== Segment start ==

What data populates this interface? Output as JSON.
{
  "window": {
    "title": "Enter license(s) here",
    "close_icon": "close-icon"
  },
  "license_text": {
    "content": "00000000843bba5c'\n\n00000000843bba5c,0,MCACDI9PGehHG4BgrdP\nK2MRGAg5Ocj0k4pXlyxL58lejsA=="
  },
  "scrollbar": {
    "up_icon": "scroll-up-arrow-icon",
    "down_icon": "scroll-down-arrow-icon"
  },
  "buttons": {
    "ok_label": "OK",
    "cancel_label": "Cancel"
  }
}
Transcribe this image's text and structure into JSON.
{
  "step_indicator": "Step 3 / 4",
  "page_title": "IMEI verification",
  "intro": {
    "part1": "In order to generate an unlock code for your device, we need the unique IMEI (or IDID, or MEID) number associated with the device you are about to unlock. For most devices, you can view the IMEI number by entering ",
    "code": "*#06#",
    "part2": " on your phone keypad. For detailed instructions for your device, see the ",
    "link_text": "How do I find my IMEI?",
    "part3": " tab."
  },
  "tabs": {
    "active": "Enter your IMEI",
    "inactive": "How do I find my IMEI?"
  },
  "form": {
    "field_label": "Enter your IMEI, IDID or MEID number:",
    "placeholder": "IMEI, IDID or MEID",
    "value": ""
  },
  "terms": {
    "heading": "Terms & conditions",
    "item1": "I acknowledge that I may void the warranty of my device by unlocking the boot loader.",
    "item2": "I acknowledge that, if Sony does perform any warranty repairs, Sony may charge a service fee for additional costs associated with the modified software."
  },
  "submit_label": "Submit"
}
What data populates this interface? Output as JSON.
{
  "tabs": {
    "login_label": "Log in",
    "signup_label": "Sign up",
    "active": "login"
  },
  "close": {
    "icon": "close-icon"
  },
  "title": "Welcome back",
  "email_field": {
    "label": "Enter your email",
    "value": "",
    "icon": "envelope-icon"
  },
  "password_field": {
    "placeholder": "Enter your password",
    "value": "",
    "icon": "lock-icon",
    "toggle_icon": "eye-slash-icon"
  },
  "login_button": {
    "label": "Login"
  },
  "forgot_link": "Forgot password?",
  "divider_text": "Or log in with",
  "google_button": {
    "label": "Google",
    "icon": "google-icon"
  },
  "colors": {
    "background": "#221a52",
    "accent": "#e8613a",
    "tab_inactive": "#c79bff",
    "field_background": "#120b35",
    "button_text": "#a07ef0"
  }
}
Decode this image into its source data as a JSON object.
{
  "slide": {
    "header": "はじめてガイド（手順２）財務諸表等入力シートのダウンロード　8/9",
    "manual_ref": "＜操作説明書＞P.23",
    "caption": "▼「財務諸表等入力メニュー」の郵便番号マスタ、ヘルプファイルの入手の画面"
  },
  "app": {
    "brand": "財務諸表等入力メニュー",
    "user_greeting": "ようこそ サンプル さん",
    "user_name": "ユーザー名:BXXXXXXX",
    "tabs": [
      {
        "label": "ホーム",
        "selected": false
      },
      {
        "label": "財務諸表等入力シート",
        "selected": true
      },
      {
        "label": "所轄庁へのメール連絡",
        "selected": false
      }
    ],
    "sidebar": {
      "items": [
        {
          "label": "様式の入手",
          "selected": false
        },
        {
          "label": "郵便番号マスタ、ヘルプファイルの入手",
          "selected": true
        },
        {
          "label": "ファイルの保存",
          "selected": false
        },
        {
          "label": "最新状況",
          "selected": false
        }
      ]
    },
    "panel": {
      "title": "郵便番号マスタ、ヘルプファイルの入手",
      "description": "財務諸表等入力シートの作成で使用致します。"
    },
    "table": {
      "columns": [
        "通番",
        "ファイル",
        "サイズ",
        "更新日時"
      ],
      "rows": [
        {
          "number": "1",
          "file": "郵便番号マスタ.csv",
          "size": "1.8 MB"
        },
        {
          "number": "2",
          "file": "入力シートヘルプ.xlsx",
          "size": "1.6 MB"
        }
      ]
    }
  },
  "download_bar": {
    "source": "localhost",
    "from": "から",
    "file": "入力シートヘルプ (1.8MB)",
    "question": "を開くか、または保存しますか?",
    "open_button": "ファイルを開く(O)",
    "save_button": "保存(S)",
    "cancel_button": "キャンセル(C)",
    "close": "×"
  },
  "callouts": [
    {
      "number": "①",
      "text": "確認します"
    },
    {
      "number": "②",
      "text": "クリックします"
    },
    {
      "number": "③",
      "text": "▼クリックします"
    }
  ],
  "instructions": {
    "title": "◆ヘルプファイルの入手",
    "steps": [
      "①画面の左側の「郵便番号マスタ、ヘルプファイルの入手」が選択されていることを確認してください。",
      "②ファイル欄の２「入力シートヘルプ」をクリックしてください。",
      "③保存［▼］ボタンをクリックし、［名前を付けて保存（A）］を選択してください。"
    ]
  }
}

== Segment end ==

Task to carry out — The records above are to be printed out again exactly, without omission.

Your response —
What data populates this interface? Output as JSON.
{
  "window": {
    "title": "Enter license(s) here",
    "close_icon": "close-icon"
  },
  "license_text": {
    "content": "00000000843bba5c'\n\n00000000843bba5c,0,MCACDI9PGehHG4BgrdP\nK2MRGAg5Ocj0k4pXlyxL58lejsA=="
  },
  "scrollbar": {
    "up_icon": "scroll-up-arrow-icon",
    "down_icon": "scroll-down-arrow-icon"
  },
  "buttons": {
    "ok_label": "OK",
    "cancel_label": "Cancel"
  }
}
Transcribe this image's text and structure into JSON.
{
  "step_indicator": "Step 3 / 4",
  "page_title": "IMEI verification",
  "intro": {
    "part1": "In order to generate an unlock code for your device, we need the unique IMEI (or IDID, or MEID) number associated with the device you are about to unlock. For most devices, you can view the IMEI number by entering ",
    "code": "*#06#",
    "part2": " on your phone keypad. For detailed instructions for your device, see the ",
    "link_text": "How do I find my IMEI?",
    "part3": " tab."
  },
  "tabs": {
    "active": "Enter your IMEI",
    "inactive": "How do I find my IMEI?"
  },
  "form": {
    "field_label": "Enter your IMEI, IDID or MEID number:",
    "placeholder": "IMEI, IDID or MEID",
    "value": ""
  },
  "terms": {
    "heading": "Terms & conditions",
    "item1": "I acknowledge that I may void the warranty of my device by unlocking the boot loader.",
    "item2": "I acknowledge that, if Sony does perform any warranty repairs, Sony may charge a service fee for additional costs associated with the modified software."
  },
  "submit_label": "Submit"
}
What data populates this interface? Output as JSON.
{
  "tabs": {
    "login_label": "Log in",
    "signup_label": "Sign up",
    "active": "login"
  },
  "close": {
    "icon": "close-icon"
  },
  "title": "Welcome back",
  "email_field": {
    "label": "Enter your email",
    "value": "",
    "icon": "envelope-icon"
  },
  "password_field": {
    "placeholder": "Enter your password",
    "value": "",
    "icon": "lock-icon",
    "toggle_icon": "eye-slash-icon"
  },
  "login_button": {
    "label": "Login"
  },
  "forgot_link": "Forgot password?",
  "divider_text": "Or log in with",
  "google_button": {
    "label": "Google",
    "icon": "google-icon"
  },
  "colors": {
    "background": "#221a52",
    "accent": "#e8613a",
    "tab_inactive": "#c79bff",
    "field_background": "#120b35",
    "button_text": "#a07ef0"
  }
}
Decode this image into its source data as a JSON object.
{
  "slide": {
    "header": "はじめてガイド（手順２）財務諸表等入力シートのダウンロード　8/9",
    "manual_ref": "＜操作説明書＞P.23",
    "caption": "▼「財務諸表等入力メニュー」の郵便番号マスタ、ヘルプファイルの入手の画面"
  },
  "app": {
    "brand": "財務諸表等入力メニュー",
    "user_greeting": "ようこそ サンプル さん",
    "user_name": "ユーザー名:BXXXXXXX",
    "tabs": [
      {
        "label": "ホーム",
        "selected": false
      },
      {
        "label": "財務諸表等入力シート",
        "selected": true
      },
      {
        "label": "所轄庁へのメール連絡",
        "selected": false
      }
    ],
    "sidebar": {
      "items": [
        {
          "label": "様式の入手",
          "selected": false
        },
        {
          "label": "郵便番号マスタ、ヘルプファイルの入手",
          "selected": true
        },
        {
          "label": "ファイルの保存",
          "selected": false
        },
        {
          "label": "最新状況",
          "selected": false
        }
      ]
    },
    "panel": {
      "title": "郵便番号マスタ、ヘルプファイルの入手",
      "description": "財務諸表等入力シートの作成で使用致します。"
    },
    "table": {
      "columns": [
        "通番",
        "ファイル",
        "サイズ",
        "更新日時"
      ],
      "rows": [
        {
          "number": "1",
          "file": "郵便番号マスタ.csv",
          "size": "1.8 MB"
        },
        {
          "number": "2",
          "file": "入力シートヘルプ.xlsx",
          "size": "1.6 MB"
        }
      ]
    }
  },
  "download_bar": {
    "source": "localhost",
    "from": "から",
    "file": "入力シートヘルプ (1.8MB)",
    "question": "を開くか、または保存しますか?",
    "open_button": "ファイルを開く(O)",
    "save_button": "保存(S)",
    "cancel_button": "キャンセル(C)",
    "close": "×"
  },
  "callouts": [
    {
      "number": "①",
      "text": "確認します"
    },
    {
      "number": "②",
      "text": "クリックします"
    },
    {
      "number": "③",
      "text": "▼クリックします"
    }
  ],
  "instructions": {
    "title": "◆ヘルプファイルの入手",
    "steps": [
      "①画面の左側の「郵便番号マスタ、ヘルプファイルの入手」が選択されていることを確認してください。",
      "②ファイル欄の２「入力シートヘルプ」をクリックしてください。",
      "③保存［▼］ボタンをクリックし、［名前を付けて保存（A）］を選択してください。"
    ]
  }
}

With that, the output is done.